Directions:
Quote all entries exactly, leaving pictures aside.

#####

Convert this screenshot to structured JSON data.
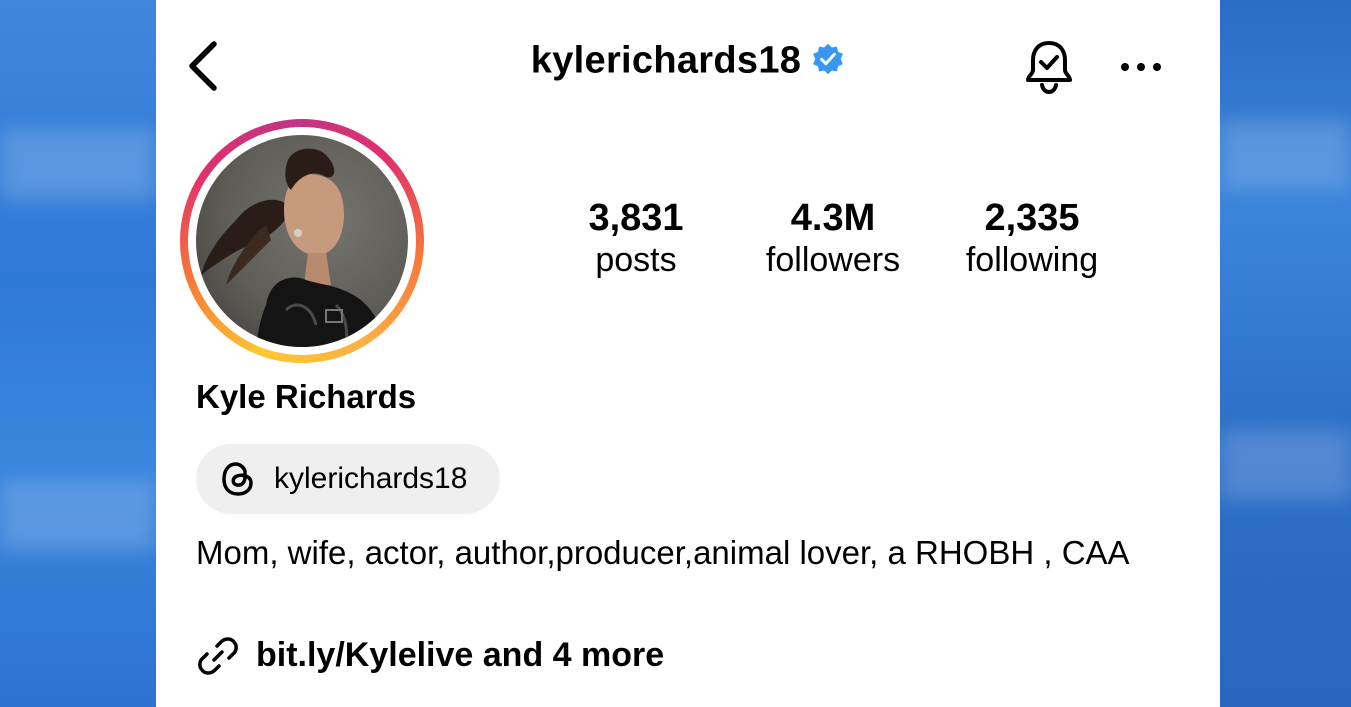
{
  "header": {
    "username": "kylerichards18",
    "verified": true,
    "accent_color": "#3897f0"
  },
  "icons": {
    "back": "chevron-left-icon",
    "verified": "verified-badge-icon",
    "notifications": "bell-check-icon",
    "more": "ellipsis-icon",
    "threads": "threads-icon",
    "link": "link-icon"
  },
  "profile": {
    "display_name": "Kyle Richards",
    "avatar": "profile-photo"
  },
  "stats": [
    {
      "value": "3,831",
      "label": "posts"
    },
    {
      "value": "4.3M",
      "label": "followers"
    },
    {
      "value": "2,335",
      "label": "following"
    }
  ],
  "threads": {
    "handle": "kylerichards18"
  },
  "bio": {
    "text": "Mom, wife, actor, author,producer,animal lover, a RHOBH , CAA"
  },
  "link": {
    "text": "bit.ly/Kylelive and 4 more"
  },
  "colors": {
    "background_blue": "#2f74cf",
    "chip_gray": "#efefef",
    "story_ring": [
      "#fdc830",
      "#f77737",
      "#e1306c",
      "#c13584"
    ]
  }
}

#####

The completed task:
Convert this screenshot to structured JSON data.
{
  "header": {
    "username": "kylerichards18",
    "verified": true,
    "accent_color": "#3897f0"
  },
  "icons": {
    "back": "chevron-left-icon",
    "verified": "verified-badge-icon",
    "notifications": "bell-check-icon",
    "more": "ellipsis-icon",
    "threads": "threads-icon",
    "link": "link-icon"
  },
  "profile": {
    "display_name": "Kyle Richards",
    "avatar": "profile-photo"
  },
  "stats": [
    {
      "value": "3,831",
      "label": "posts"
    },
    {
      "value": "4.3M",
      "label": "followers"
    },
    {
      "value": "2,335",
      "label": "following"
    }
  ],
  "threads": {
    "handle": "kylerichards18"
  },
  "bio": {
    "text": "Mom, wife, actor, author,producer,animal lover, a RHOBH , CAA"
  },
  "link": {
    "text": "bit.ly/Kylelive and 4 more"
  },
  "colors": {
    "background_blue": "#2f74cf",
    "chip_gray": "#efefef",
    "story_ring": [
      "#fdc830",
      "#f77737",
      "#e1306c",
      "#c13584"
    ]
  }
}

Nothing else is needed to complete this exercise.